There was also a 1971 film, which remade the early episodes about the formation of the platoon, and added a hostage rescue with German airmen invading the church hall.

The Remake/Sequel

The new bunch:
The new bunch: Toby Jones, Bill Nighy, Tom Courtenay, Bill Paterson, Michael Gambon, Blake Harrison and Daniel Mays

In 1944, the Walmington-on-Sea Home Guard platoon still diligently guard their little stretch of the south coast, under the command of Captain Mainwaring (Jones) and the leadership of Sergeant Wilson (Nighy). The arrival of glamorous reporter Rose Winters (Zeta-Jones) throws the platoon into a spin, provoking the jealousy and ire of the women of the town as the men prove once more the claim of Cleopatra, that all men are fools and what makes them so is beauty like what she has got.

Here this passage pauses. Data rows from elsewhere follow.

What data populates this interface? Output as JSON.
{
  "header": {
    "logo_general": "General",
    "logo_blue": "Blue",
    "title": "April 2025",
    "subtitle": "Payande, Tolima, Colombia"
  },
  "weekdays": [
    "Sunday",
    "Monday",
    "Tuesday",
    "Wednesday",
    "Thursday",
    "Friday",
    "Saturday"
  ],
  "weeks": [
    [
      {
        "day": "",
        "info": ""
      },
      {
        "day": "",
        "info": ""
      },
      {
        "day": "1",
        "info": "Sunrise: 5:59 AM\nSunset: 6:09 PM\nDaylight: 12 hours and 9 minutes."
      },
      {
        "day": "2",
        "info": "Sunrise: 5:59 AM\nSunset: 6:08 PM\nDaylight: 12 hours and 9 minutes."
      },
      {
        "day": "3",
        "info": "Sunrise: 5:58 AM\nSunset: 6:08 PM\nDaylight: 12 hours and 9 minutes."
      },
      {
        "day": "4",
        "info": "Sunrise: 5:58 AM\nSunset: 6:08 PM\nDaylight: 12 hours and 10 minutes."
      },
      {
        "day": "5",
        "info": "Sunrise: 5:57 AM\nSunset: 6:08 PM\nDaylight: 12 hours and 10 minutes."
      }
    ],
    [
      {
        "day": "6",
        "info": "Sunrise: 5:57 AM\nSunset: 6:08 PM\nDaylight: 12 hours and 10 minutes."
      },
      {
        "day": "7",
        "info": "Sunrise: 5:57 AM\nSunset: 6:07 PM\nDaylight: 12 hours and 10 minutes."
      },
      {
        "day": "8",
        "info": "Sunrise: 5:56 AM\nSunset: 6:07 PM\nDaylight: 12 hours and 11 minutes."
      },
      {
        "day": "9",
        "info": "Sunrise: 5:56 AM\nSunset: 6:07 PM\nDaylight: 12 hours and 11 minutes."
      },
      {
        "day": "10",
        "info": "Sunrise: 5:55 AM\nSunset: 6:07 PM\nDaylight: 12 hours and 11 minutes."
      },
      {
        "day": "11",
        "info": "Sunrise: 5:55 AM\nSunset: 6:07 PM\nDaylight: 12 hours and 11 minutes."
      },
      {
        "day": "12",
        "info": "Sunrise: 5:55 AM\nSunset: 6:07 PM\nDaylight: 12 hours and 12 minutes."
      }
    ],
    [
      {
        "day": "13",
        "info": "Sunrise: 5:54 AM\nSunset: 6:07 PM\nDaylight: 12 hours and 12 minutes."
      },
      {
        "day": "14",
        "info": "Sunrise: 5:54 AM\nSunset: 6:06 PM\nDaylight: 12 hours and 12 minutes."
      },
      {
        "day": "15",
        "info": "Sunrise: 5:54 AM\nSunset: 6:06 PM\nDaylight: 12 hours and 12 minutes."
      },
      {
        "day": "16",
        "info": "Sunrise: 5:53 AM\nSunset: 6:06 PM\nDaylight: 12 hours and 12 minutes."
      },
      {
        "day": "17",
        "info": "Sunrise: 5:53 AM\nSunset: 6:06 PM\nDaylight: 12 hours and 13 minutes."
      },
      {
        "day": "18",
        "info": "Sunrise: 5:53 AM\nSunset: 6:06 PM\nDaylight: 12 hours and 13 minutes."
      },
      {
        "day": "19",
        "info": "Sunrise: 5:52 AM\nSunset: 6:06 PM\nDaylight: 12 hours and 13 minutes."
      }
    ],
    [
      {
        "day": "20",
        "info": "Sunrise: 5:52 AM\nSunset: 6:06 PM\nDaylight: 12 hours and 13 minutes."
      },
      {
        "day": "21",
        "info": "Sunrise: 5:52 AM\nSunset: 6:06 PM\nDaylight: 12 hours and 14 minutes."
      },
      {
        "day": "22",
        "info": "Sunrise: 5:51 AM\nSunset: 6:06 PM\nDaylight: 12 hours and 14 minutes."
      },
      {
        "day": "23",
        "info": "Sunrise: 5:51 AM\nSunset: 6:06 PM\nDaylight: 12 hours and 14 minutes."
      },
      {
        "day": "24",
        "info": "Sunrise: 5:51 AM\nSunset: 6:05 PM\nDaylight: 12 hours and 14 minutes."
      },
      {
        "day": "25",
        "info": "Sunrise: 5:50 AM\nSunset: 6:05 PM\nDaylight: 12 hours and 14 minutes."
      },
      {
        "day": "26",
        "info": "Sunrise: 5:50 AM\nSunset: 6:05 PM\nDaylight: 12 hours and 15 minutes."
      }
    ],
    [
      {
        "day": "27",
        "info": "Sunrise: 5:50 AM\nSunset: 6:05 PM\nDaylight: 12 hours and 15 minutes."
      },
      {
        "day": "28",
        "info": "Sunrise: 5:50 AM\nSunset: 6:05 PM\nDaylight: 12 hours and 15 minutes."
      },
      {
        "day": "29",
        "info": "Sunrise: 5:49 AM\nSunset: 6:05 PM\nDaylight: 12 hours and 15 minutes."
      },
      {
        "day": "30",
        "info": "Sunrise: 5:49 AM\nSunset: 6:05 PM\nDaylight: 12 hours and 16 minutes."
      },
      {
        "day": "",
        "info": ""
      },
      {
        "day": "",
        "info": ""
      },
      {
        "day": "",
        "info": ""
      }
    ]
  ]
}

Continue reading Rebourne – Dad’s Army (2016)

Spectral (2016)

No real poster, as this is a Netflix original.
No real poster, as this is a Netflix original.

Directed by Nic Mathieu
Starring James Badge Dale, Emily Mortimer, Max Martini, Bruce Greenwood and Ursula Parker

Incongruously pacifist DARPA researcher Mark Clyne (Dale) is called to war-torn Moldova to investigate a series of attacks by seemingly invisible enemies, detectable only using the hyper-spectral goggles developed by his team. The local General (Greenwood) and CIA liaison Fran Madison (Mortimer) think that the enemy insurgents are using active camouflage, while the locals blame the deaths on restless spirits. Clyne’s job is to get a decent picture of the attackers and help a Delta Force team led by Major Sessions (Mancini) to capture a sample of the active camo.

Continue reading Spectral (2016)

Miss Peregrine’s Home for Peculiar Children (2016)

miss-peregrines-home-movie-banner

“Stay Peculiar”

Directed by Tim Burton
Starring Eva Green, Asa Butterfield, Chris O’Dowd, Allison Janney, Rupert Everett, Terence Stamp, Ella Purnell, Judi Dench, 
Samuel L. Jackson

Jake Portman (Butterfield) is a regular American (honest) loser, who connects better with his grandfather Abe (Stamp) than with his father (O’Dowd). When Abe dies, an apparent victim of a wild dog attack, and Jake believes that he sees a faceless giant looming in the bushes, his psychiatrist (Janney) suggests that it would do him good to go to the island in north Wales where his grandfather once lived in a children’s home, run – he always insisted to Jake – by a woman named Miss Peregrine who could turn into a bird, for the protection of children with extraordinary powers.

Continue reading Miss Peregrine’s Home for Peculiar Children (2016)

American Ninja 2: The Confrontation (1987)

I think Steve James might rate the small print on this one at least.
I think Steve James might rate the small print on this one at least.

“The Ultimate American Fighting Machine is Back!”

Directed by Sam Firstenberger
Starring Michael Dudikoff, Steve James, Larry Poindexter, Gary Conway and some women

When the Marines guarding the US Embassy on a small, Caribbean island start disappearing, Washington dispatches Ranger Sergeants Joe Armstrong (Dudikoff) and Curtis Jackson (James) to investigate. Cue Army vs. Marines shenanigans of an extremely low grade. This step seems prescient, when an ambush on an R&R party is launched by ninja.

Continue reading American Ninja 2: The Confrontation (1987)